_Brief_
Below are lines of data; count those that contain "active" and give the total alone.

+++ Data for the task +++

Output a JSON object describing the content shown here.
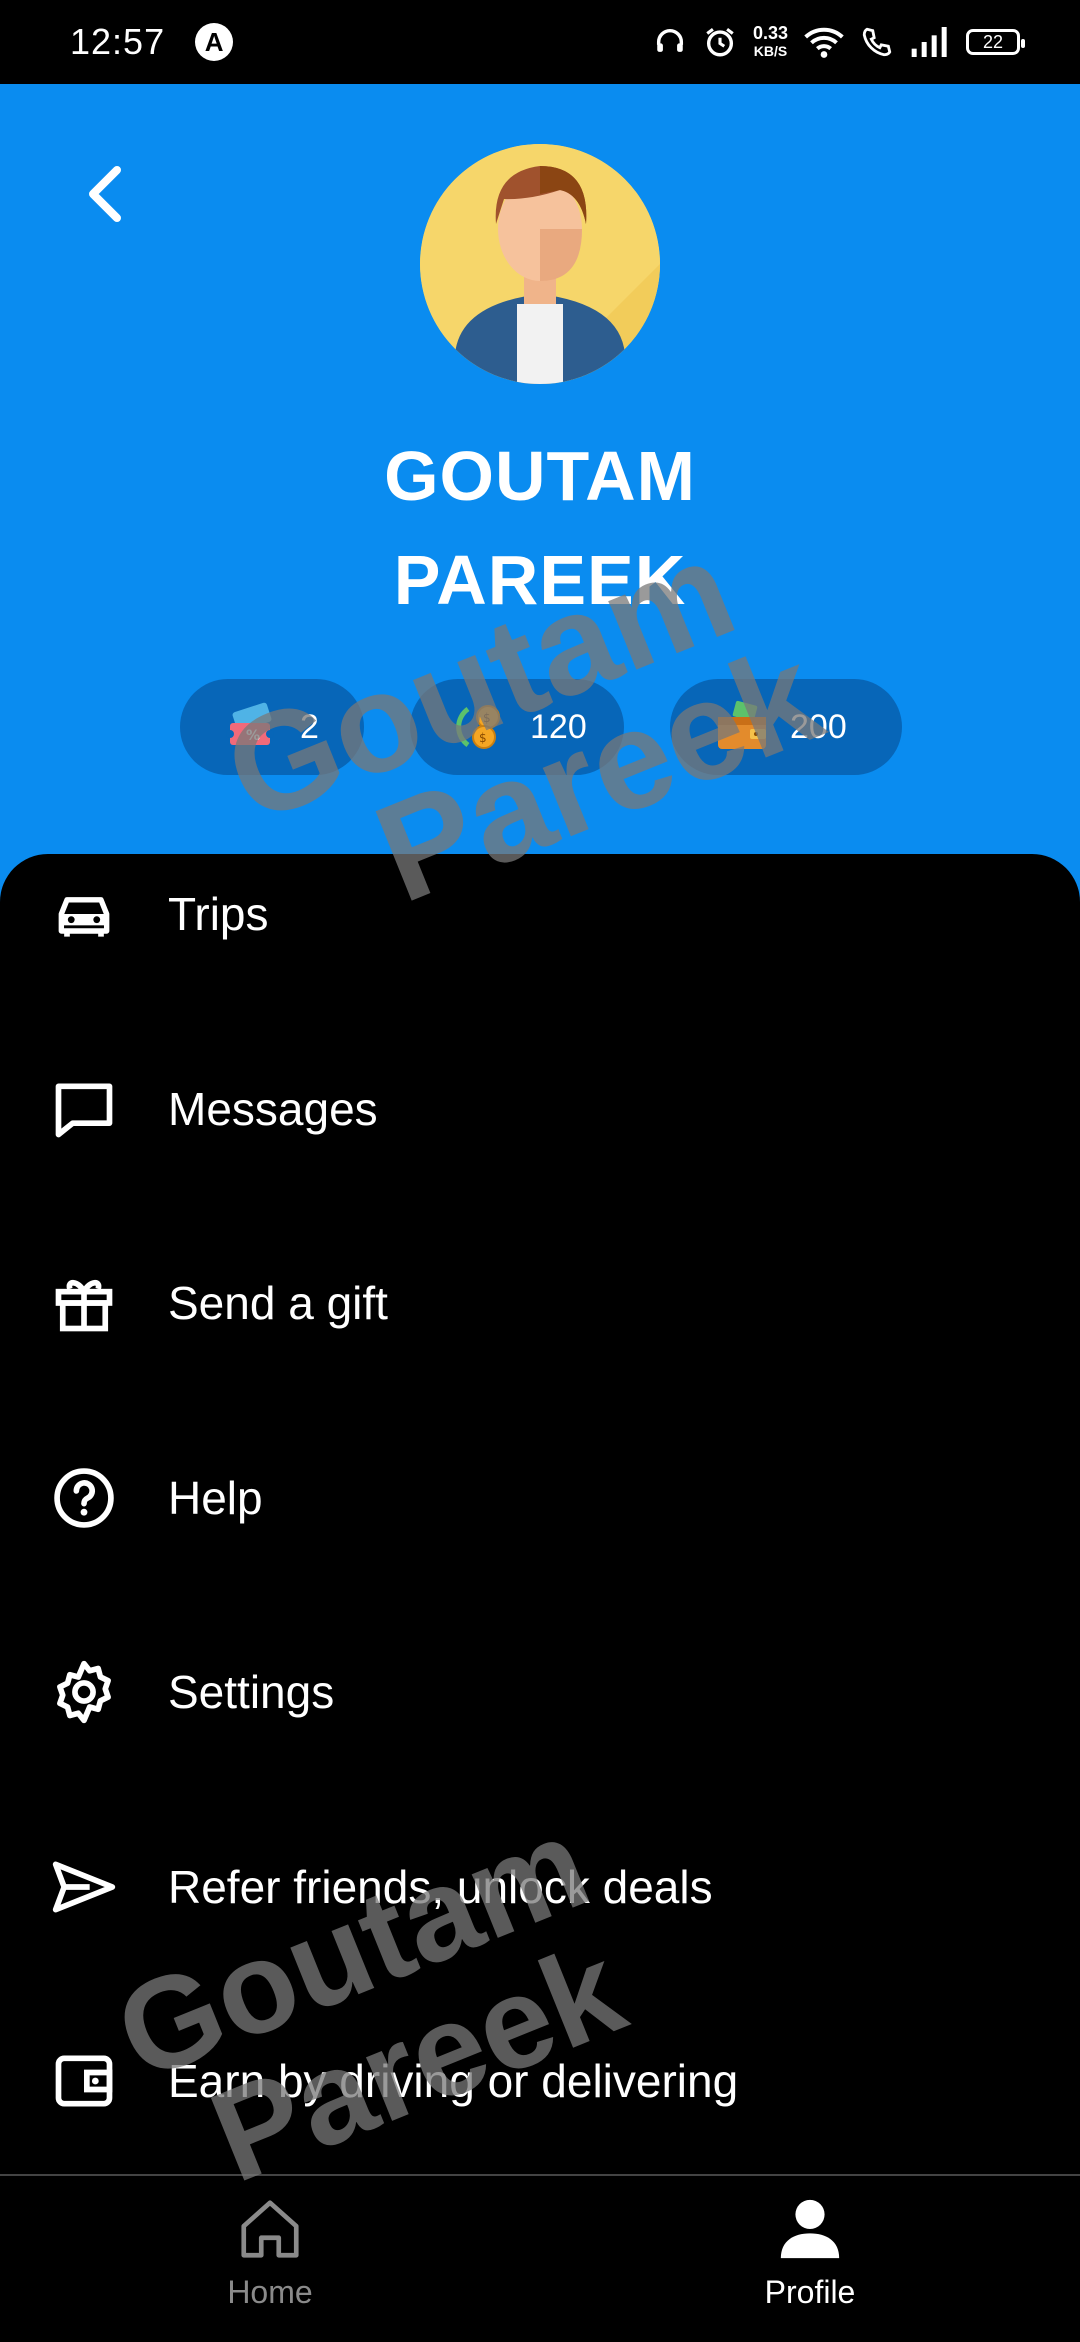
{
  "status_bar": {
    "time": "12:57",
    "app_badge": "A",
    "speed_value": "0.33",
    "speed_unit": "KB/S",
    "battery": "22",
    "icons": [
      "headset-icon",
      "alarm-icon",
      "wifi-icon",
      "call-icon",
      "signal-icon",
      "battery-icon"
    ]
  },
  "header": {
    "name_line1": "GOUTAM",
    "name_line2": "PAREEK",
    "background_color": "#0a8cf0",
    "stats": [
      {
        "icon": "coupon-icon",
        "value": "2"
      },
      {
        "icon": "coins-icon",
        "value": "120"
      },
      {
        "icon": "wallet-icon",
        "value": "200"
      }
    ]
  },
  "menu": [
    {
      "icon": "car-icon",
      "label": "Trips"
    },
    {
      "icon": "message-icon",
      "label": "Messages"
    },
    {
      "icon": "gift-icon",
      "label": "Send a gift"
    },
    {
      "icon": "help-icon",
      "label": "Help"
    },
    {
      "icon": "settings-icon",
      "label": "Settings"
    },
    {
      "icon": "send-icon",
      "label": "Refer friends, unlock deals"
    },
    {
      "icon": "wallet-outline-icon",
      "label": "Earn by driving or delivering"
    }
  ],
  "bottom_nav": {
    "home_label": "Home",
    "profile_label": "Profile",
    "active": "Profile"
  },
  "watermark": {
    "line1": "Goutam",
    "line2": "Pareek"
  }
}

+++
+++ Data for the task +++

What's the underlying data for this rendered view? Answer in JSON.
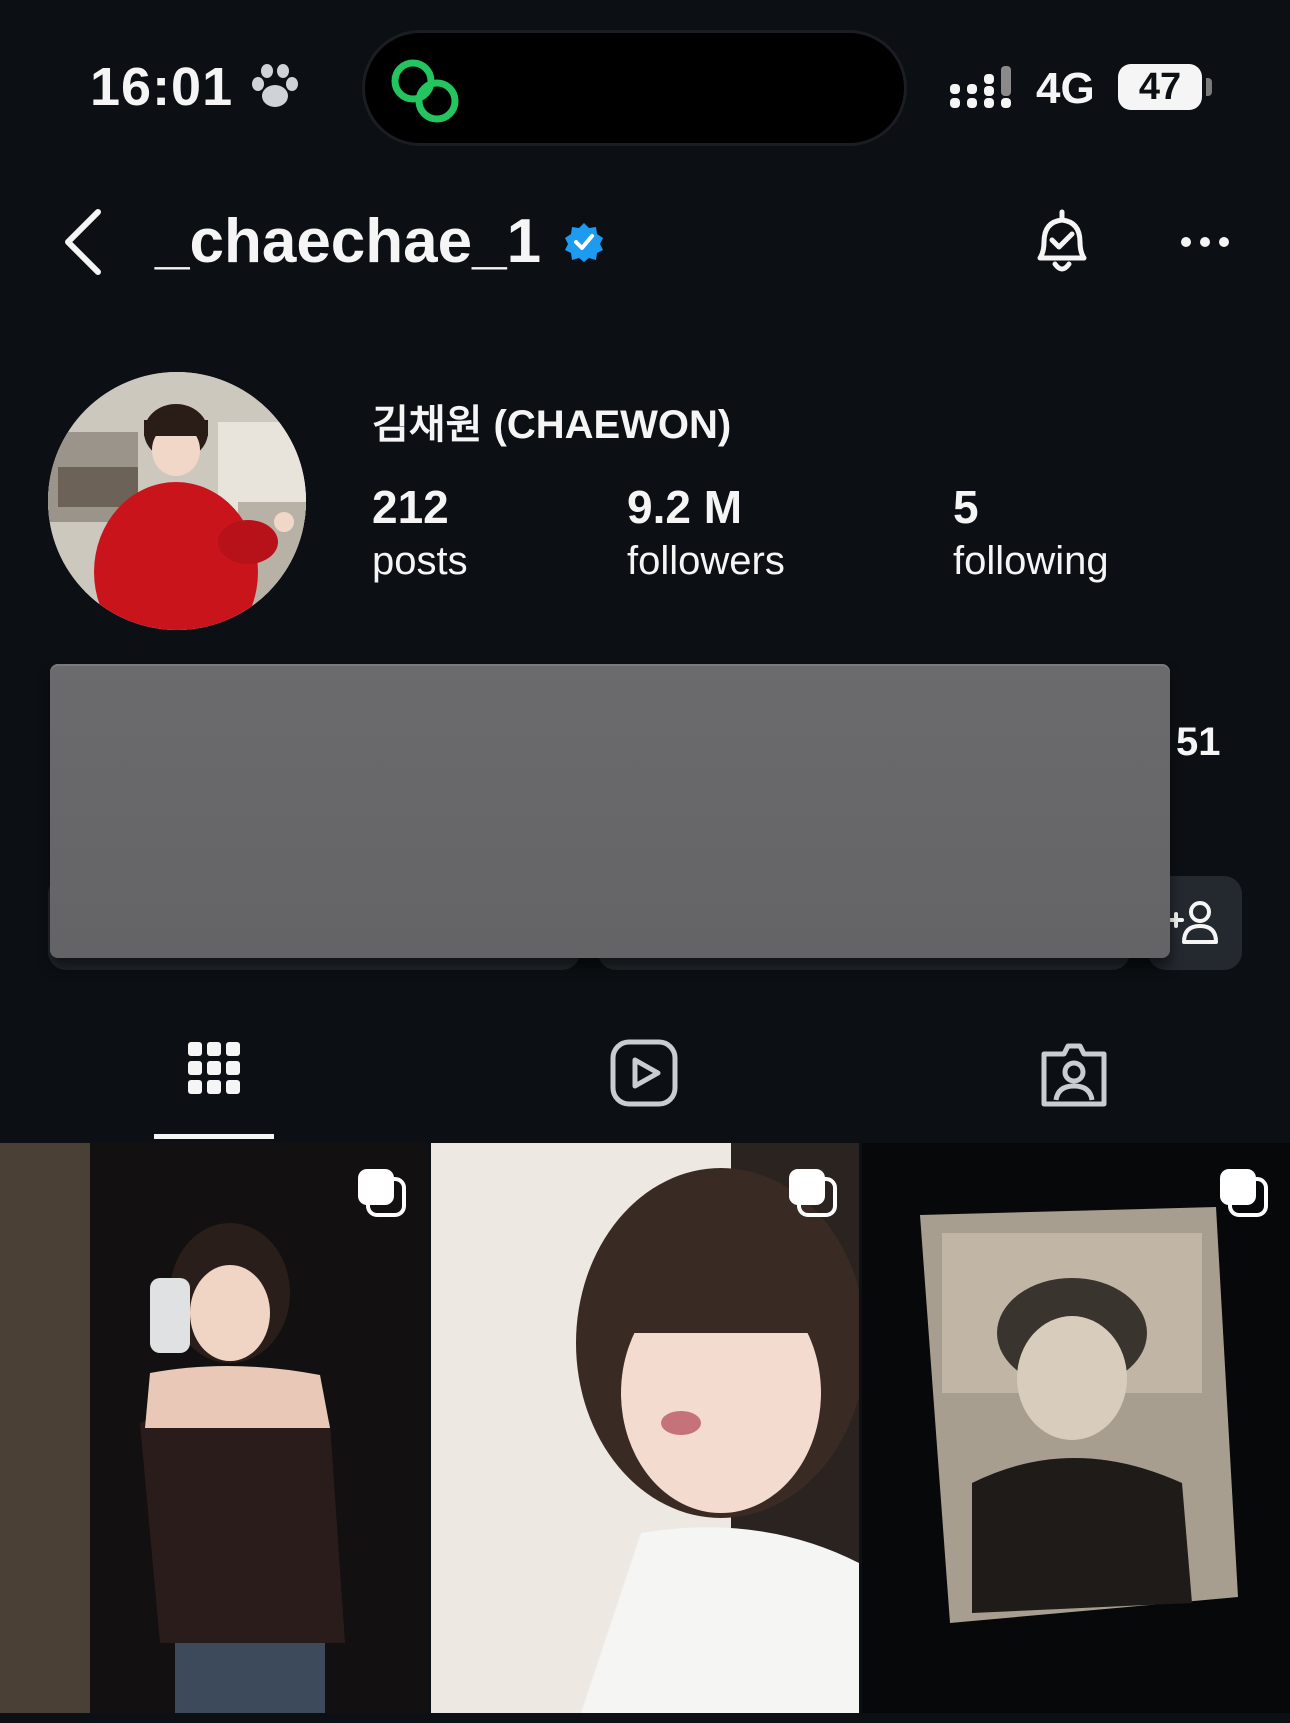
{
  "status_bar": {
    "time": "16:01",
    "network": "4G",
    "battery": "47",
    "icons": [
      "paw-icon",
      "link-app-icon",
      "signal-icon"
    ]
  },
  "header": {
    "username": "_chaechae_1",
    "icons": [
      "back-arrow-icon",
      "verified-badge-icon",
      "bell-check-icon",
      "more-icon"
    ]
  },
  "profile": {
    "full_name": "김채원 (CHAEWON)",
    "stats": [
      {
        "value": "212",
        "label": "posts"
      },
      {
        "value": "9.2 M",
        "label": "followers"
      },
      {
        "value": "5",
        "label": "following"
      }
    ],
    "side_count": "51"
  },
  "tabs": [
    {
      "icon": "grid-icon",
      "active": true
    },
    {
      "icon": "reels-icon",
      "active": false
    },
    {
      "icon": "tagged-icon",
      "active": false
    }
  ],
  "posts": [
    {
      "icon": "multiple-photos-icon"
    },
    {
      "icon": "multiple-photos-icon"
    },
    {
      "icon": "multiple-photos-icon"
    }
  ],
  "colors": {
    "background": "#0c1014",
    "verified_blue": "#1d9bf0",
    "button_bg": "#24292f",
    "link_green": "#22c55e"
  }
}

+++

_Your solution_
4